▶ [WORK ORDER]: Please copy out all the data. Every detail stays the same.

PROVIDED DATA Start Marker

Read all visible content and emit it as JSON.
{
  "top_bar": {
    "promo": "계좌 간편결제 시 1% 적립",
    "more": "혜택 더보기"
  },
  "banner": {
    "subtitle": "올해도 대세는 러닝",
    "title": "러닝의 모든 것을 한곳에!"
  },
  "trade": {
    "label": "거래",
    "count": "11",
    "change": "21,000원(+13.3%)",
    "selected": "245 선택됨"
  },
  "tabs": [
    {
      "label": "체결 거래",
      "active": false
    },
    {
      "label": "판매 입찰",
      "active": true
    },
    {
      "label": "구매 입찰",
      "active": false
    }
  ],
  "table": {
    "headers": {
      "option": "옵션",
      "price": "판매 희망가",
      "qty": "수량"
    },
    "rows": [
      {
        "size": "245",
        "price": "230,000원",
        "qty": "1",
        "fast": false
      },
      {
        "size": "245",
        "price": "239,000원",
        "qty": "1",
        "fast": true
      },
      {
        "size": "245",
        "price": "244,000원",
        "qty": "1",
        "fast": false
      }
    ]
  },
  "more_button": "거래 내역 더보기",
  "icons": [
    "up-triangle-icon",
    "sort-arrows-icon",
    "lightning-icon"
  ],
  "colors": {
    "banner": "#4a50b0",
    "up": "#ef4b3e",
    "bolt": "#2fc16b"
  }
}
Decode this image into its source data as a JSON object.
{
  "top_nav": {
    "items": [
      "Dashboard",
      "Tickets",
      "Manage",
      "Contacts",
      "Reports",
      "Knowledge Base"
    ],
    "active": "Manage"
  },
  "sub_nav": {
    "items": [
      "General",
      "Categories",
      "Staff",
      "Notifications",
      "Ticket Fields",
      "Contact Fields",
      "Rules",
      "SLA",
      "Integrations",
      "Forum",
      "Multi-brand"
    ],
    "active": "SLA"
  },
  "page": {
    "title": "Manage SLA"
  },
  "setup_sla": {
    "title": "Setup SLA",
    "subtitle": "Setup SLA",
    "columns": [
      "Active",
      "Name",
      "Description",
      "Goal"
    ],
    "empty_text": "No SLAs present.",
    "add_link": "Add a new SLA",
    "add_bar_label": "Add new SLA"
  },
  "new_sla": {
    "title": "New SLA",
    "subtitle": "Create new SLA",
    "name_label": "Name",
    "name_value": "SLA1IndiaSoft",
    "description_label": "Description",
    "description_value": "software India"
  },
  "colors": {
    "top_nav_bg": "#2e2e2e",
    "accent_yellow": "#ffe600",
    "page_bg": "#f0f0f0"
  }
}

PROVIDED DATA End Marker

▶ [TASK SOLUTION]:
Read all visible content and emit it as JSON.
{
  "top_bar": {
    "promo": "계좌 간편결제 시 1% 적립",
    "more": "혜택 더보기"
  },
  "banner": {
    "subtitle": "올해도 대세는 러닝",
    "title": "러닝의 모든 것을 한곳에!"
  },
  "trade": {
    "label": "거래",
    "count": "11",
    "change": "21,000원(+13.3%)",
    "selected": "245 선택됨"
  },
  "tabs": [
    {
      "label": "체결 거래",
      "active": false
    },
    {
      "label": "판매 입찰",
      "active": true
    },
    {
      "label": "구매 입찰",
      "active": false
    }
  ],
  "table": {
    "headers": {
      "option": "옵션",
      "price": "판매 희망가",
      "qty": "수량"
    },
    "rows": [
      {
        "size": "245",
        "price": "230,000원",
        "qty": "1",
        "fast": false
      },
      {
        "size": "245",
        "price": "239,000원",
        "qty": "1",
        "fast": true
      },
      {
        "size": "245",
        "price": "244,000원",
        "qty": "1",
        "fast": false
      }
    ]
  },
  "more_button": "거래 내역 더보기",
  "icons": [
    "up-triangle-icon",
    "sort-arrows-icon",
    "lightning-icon"
  ],
  "colors": {
    "banner": "#4a50b0",
    "up": "#ef4b3e",
    "bolt": "#2fc16b"
  }
}
Decode this image into its source data as a JSON object.
{
  "top_nav": {
    "items": [
      "Dashboard",
      "Tickets",
      "Manage",
      "Contacts",
      "Reports",
      "Knowledge Base"
    ],
    "active": "Manage"
  },
  "sub_nav": {
    "items": [
      "General",
      "Categories",
      "Staff",
      "Notifications",
      "Ticket Fields",
      "Contact Fields",
      "Rules",
      "SLA",
      "Integrations",
      "Forum",
      "Multi-brand"
    ],
    "active": "SLA"
  },
  "page": {
    "title": "Manage SLA"
  },
  "setup_sla": {
    "title": "Setup SLA",
    "subtitle": "Setup SLA",
    "columns": [
      "Active",
      "Name",
      "Description",
      "Goal"
    ],
    "empty_text": "No SLAs present.",
    "add_link": "Add a new SLA",
    "add_bar_label": "Add new SLA"
  },
  "new_sla": {
    "title": "New SLA",
    "subtitle": "Create new SLA",
    "name_label": "Name",
    "name_value": "SLA1IndiaSoft",
    "description_label": "Description",
    "description_value": "software India"
  },
  "colors": {
    "top_nav_bg": "#2e2e2e",
    "accent_yellow": "#ffe600",
    "page_bg": "#f0f0f0"
  }
}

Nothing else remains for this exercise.